▶

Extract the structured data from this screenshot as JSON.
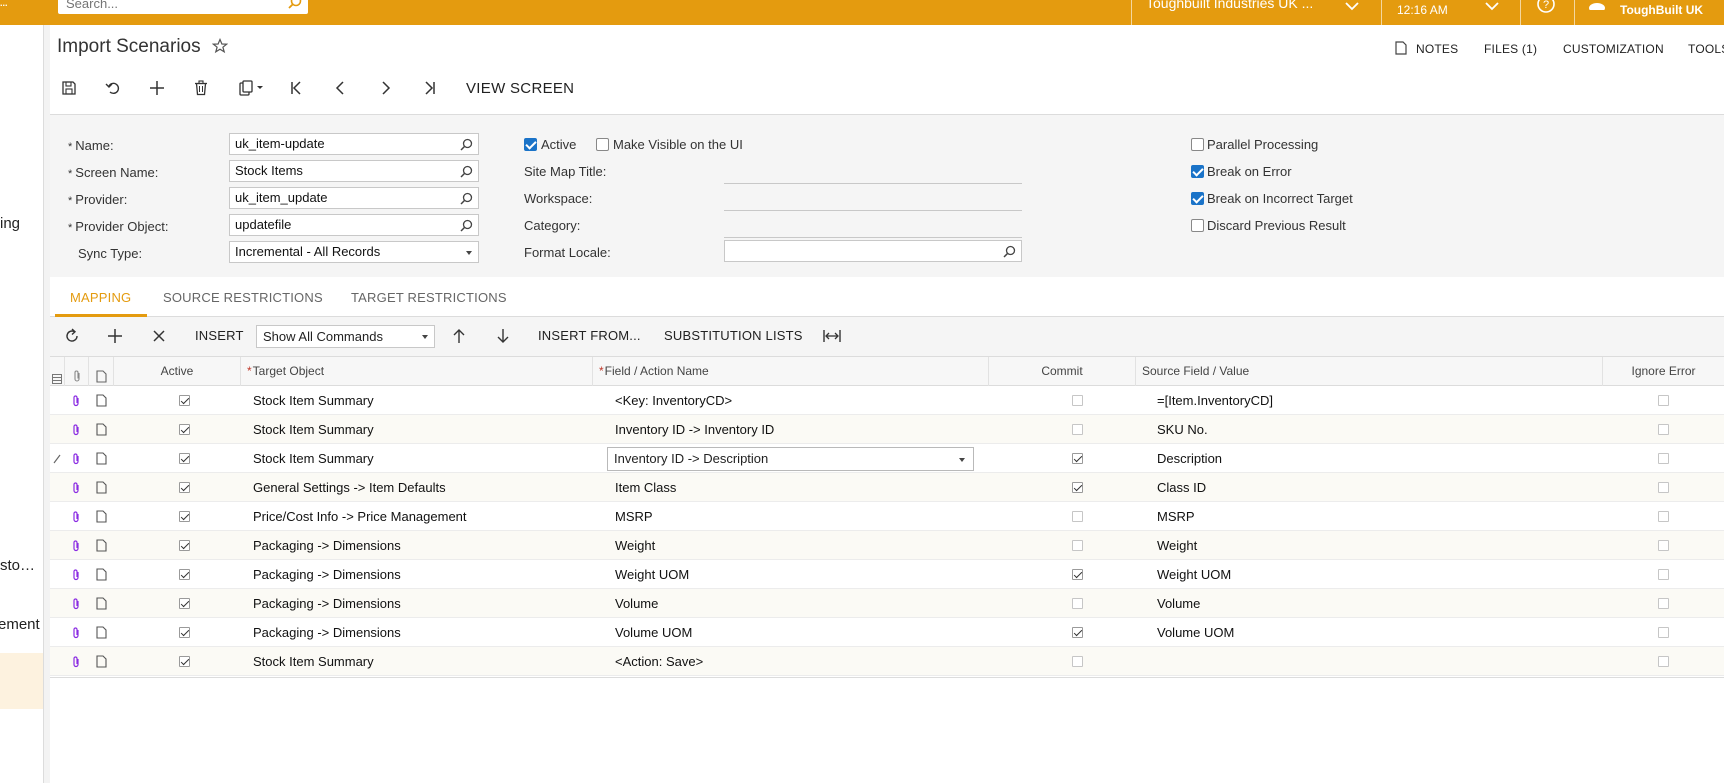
{
  "topbar": {
    "search_placeholder": "Search...",
    "company": "Toughbuilt Industries UK ...",
    "time": "12:16 AM",
    "user": "ToughBuilt UK",
    "logo_fragment": "..."
  },
  "leftnav": {
    "items": [
      "ing",
      "sto…",
      "ement"
    ]
  },
  "header": {
    "title": "Import Scenarios",
    "links": [
      "NOTES",
      "FILES (1)",
      "CUSTOMIZATION",
      "TOOLS"
    ]
  },
  "toolbar": {
    "view_screen": "VIEW SCREEN"
  },
  "form": {
    "name_label": "Name:",
    "name_value": "uk_item-update",
    "screen_name_label": "Screen Name:",
    "screen_name_value": "Stock Items",
    "provider_label": "Provider:",
    "provider_value": "uk_item_update",
    "provider_object_label": "Provider Object:",
    "provider_object_value": "updatefile",
    "sync_type_label": "Sync Type:",
    "sync_type_value": "Incremental - All Records",
    "active_label": "Active",
    "active_checked": true,
    "visible_label": "Make Visible on the UI",
    "visible_checked": false,
    "site_map_title_label": "Site Map Title:",
    "workspace_label": "Workspace:",
    "category_label": "Category:",
    "format_locale_label": "Format Locale:",
    "parallel_label": "Parallel Processing",
    "parallel_checked": false,
    "break_error_label": "Break on Error",
    "break_error_checked": true,
    "break_target_label": "Break on Incorrect Target",
    "break_target_checked": true,
    "discard_label": "Discard Previous Result",
    "discard_checked": false
  },
  "tabs": [
    "MAPPING",
    "SOURCE RESTRICTIONS",
    "TARGET RESTRICTIONS"
  ],
  "grid_toolbar": {
    "insert": "INSERT",
    "commands_select": "Show All Commands",
    "insert_from": "INSERT FROM...",
    "substitution_lists": "SUBSTITUTION LISTS"
  },
  "grid": {
    "headers": {
      "active": "Active",
      "target_object": "Target Object",
      "field_action": "Field / Action Name",
      "commit": "Commit",
      "source_field": "Source Field / Value",
      "ignore_error": "Ignore Error"
    },
    "rows": [
      {
        "active": true,
        "target": "Stock Item Summary",
        "field": "<Key: InventoryCD>",
        "commit": false,
        "source": "=[Item.InventoryCD]",
        "ignore": false
      },
      {
        "active": true,
        "target": "Stock Item Summary",
        "field": "Inventory ID -> Inventory ID",
        "commit": false,
        "source": "SKU No.",
        "ignore": false
      },
      {
        "active": true,
        "target": "Stock Item Summary",
        "field": "Inventory ID -> Description",
        "commit": true,
        "source": "Description",
        "ignore": false,
        "editing": true
      },
      {
        "active": true,
        "target": "General Settings -> Item Defaults",
        "field": "Item Class",
        "commit": true,
        "source": "Class ID",
        "ignore": false
      },
      {
        "active": true,
        "target": "Price/Cost Info -> Price Management",
        "field": "MSRP",
        "commit": false,
        "source": "MSRP",
        "ignore": false
      },
      {
        "active": true,
        "target": "Packaging -> Dimensions",
        "field": "Weight",
        "commit": false,
        "source": "Weight",
        "ignore": false
      },
      {
        "active": true,
        "target": "Packaging -> Dimensions",
        "field": "Weight UOM",
        "commit": true,
        "source": "Weight UOM",
        "ignore": false
      },
      {
        "active": true,
        "target": "Packaging -> Dimensions",
        "field": "Volume",
        "commit": false,
        "source": "Volume",
        "ignore": false
      },
      {
        "active": true,
        "target": "Packaging -> Dimensions",
        "field": "Volume UOM",
        "commit": true,
        "source": "Volume UOM",
        "ignore": false
      },
      {
        "active": true,
        "target": "Stock Item Summary",
        "field": "<Action: Save>",
        "commit": false,
        "source": "",
        "ignore": false
      }
    ]
  },
  "colors": {
    "accent": "#e49b0f",
    "panel": "#f5f5f5",
    "checkbox_on": "#1a73c8"
  }
}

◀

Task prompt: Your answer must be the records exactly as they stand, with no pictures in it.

Finished task:
Extract the structured data from this screenshot as JSON.
{
  "topbar": {
    "search_placeholder": "Search...",
    "company": "Toughbuilt Industries UK ...",
    "time": "12:16 AM",
    "user": "ToughBuilt UK",
    "logo_fragment": "..."
  },
  "leftnav": {
    "items": [
      "ing",
      "sto…",
      "ement"
    ]
  },
  "header": {
    "title": "Import Scenarios",
    "links": [
      "NOTES",
      "FILES (1)",
      "CUSTOMIZATION",
      "TOOLS"
    ]
  },
  "toolbar": {
    "view_screen": "VIEW SCREEN"
  },
  "form": {
    "name_label": "Name:",
    "name_value": "uk_item-update",
    "screen_name_label": "Screen Name:",
    "screen_name_value": "Stock Items",
    "provider_label": "Provider:",
    "provider_value": "uk_item_update",
    "provider_object_label": "Provider Object:",
    "provider_object_value": "updatefile",
    "sync_type_label": "Sync Type:",
    "sync_type_value": "Incremental - All Records",
    "active_label": "Active",
    "active_checked": true,
    "visible_label": "Make Visible on the UI",
    "visible_checked": false,
    "site_map_title_label": "Site Map Title:",
    "workspace_label": "Workspace:",
    "category_label": "Category:",
    "format_locale_label": "Format Locale:",
    "parallel_label": "Parallel Processing",
    "parallel_checked": false,
    "break_error_label": "Break on Error",
    "break_error_checked": true,
    "break_target_label": "Break on Incorrect Target",
    "break_target_checked": true,
    "discard_label": "Discard Previous Result",
    "discard_checked": false
  },
  "tabs": [
    "MAPPING",
    "SOURCE RESTRICTIONS",
    "TARGET RESTRICTIONS"
  ],
  "grid_toolbar": {
    "insert": "INSERT",
    "commands_select": "Show All Commands",
    "insert_from": "INSERT FROM...",
    "substitution_lists": "SUBSTITUTION LISTS"
  },
  "grid": {
    "headers": {
      "active": "Active",
      "target_object": "Target Object",
      "field_action": "Field / Action Name",
      "commit": "Commit",
      "source_field": "Source Field / Value",
      "ignore_error": "Ignore Error"
    },
    "rows": [
      {
        "active": true,
        "target": "Stock Item Summary",
        "field": "<Key: InventoryCD>",
        "commit": false,
        "source": "=[Item.InventoryCD]",
        "ignore": false
      },
      {
        "active": true,
        "target": "Stock Item Summary",
        "field": "Inventory ID -> Inventory ID",
        "commit": false,
        "source": "SKU No.",
        "ignore": false
      },
      {
        "active": true,
        "target": "Stock Item Summary",
        "field": "Inventory ID -> Description",
        "commit": true,
        "source": "Description",
        "ignore": false,
        "editing": true
      },
      {
        "active": true,
        "target": "General Settings -> Item Defaults",
        "field": "Item Class",
        "commit": true,
        "source": "Class ID",
        "ignore": false
      },
      {
        "active": true,
        "target": "Price/Cost Info -> Price Management",
        "field": "MSRP",
        "commit": false,
        "source": "MSRP",
        "ignore": false
      },
      {
        "active": true,
        "target": "Packaging -> Dimensions",
        "field": "Weight",
        "commit": false,
        "source": "Weight",
        "ignore": false
      },
      {
        "active": true,
        "target": "Packaging -> Dimensions",
        "field": "Weight UOM",
        "commit": true,
        "source": "Weight UOM",
        "ignore": false
      },
      {
        "active": true,
        "target": "Packaging -> Dimensions",
        "field": "Volume",
        "commit": false,
        "source": "Volume",
        "ignore": false
      },
      {
        "active": true,
        "target": "Packaging -> Dimensions",
        "field": "Volume UOM",
        "commit": true,
        "source": "Volume UOM",
        "ignore": false
      },
      {
        "active": true,
        "target": "Stock Item Summary",
        "field": "<Action: Save>",
        "commit": false,
        "source": "",
        "ignore": false
      }
    ]
  },
  "colors": {
    "accent": "#e49b0f",
    "panel": "#f5f5f5",
    "checkbox_on": "#1a73c8"
  }
}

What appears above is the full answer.